  17. The driftless area of Iowa is a gem. That is extreme NE Iowa. It’s close to where my mother was born and raised. Bluffs, scenic overlooks, glinting little trout streams, steep country. Not at all what you think of for “Iowa.”

    Liked by 1 person

  18. Husband has lived in and around Winona three times – college, hippy farm, and in town with Joel and me, early 80s. He has talked about Pickwick, the Root River, et al. when he tells his stories. Having lived there too, I still feel the pull when I travel down there on 61, as soon as we hit the bluffs south of Lake City (where I have eaten at the Chickadee Café in Lake City with a friend…) It’s a magical place. Thanks for the post, Clyde.

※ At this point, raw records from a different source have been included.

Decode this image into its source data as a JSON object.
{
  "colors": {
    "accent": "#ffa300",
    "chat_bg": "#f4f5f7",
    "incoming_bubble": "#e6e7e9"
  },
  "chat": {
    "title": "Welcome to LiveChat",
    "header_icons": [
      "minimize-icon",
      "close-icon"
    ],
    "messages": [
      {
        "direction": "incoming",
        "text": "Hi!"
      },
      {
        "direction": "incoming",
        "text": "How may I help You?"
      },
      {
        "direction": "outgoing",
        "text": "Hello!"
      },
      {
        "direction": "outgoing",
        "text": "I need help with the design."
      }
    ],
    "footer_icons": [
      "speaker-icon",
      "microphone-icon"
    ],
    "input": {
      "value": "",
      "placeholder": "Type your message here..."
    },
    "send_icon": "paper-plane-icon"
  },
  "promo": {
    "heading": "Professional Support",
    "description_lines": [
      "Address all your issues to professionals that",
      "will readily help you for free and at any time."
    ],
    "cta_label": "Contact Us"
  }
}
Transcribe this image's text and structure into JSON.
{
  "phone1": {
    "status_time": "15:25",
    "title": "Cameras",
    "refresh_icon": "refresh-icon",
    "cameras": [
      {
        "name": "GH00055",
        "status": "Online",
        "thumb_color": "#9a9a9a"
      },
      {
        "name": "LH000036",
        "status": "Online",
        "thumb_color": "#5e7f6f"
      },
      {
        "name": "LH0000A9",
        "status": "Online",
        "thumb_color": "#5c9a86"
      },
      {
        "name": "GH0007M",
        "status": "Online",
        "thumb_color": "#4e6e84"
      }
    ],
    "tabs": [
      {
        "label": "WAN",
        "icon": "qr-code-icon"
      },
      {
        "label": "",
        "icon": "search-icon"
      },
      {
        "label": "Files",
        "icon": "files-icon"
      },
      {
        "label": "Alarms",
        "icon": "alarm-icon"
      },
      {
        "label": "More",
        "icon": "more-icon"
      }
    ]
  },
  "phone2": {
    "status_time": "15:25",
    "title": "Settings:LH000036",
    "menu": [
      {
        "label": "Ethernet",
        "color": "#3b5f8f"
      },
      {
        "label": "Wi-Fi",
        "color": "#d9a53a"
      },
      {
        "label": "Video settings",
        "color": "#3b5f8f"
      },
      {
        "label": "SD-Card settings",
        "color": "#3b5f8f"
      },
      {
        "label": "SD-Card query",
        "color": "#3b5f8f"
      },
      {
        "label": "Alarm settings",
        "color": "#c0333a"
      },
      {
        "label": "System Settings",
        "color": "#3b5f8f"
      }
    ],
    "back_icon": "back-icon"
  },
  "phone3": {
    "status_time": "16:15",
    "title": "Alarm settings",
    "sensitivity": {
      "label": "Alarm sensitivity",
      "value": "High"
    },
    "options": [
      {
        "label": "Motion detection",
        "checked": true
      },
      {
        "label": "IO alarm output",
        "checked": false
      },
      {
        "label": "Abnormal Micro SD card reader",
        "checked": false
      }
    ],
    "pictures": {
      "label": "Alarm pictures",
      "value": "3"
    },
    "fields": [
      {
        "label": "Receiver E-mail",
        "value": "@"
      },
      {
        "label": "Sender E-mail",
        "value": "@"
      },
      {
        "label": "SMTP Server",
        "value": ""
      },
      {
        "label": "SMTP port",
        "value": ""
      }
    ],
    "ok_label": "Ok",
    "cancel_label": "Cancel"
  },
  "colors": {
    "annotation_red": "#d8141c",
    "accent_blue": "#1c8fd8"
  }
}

    Like

  19. Sorry I missed the day
    Computer issues
    3 responses didn’t get published
    A seat of the pants traveler when allowed
    Love winging it but business and traveling with s group makes this challenging
    Showing up at the whim of a moment and looking for a room can be a real joy or a problem
    Be ready for each

    Liked by 1 person

  20. Back in the Vw van days I was the aimless wanderer, no destination no agenda
    Met the most interesting people in the most interesting places
    I went up to a friends cabin 20 days ago on a whim and when I went he told me to invite two other old friends. The one who went was one I traveled with 40 years ago. He and I are so unlike people used to comment on what an odd pair we were. He just talks and talks and talks I was able to enjoy plugging into his conversations and ditch out when I needed a breather. People used to comment on the mellow guy and the hype. I never thought of myself as a mellow guy my brain is active enough to keep me distracted I guess but next to this guy my style is comatose. He was always up for the next thing though whatever it was
    We had some enjoyable adventures

    Liked by 1 person

Leave a Reply

Fill in your details below or click an icon to log in:

WordPress.com Logo

You are commenting using your WordPress.com account. Log Out /  Change )

Google+ photo

You are commenting using your Google+ account. Log Out /  Change )

Twitter picture

You are commenting using your Twitter account. Log Out /  Change )

Facebook photo

You are commenting using your Facebook account. Log Out /  Change )

w

Connecting to %s

This site uses Akismet to reduce spam. Learn how your comment data is processed.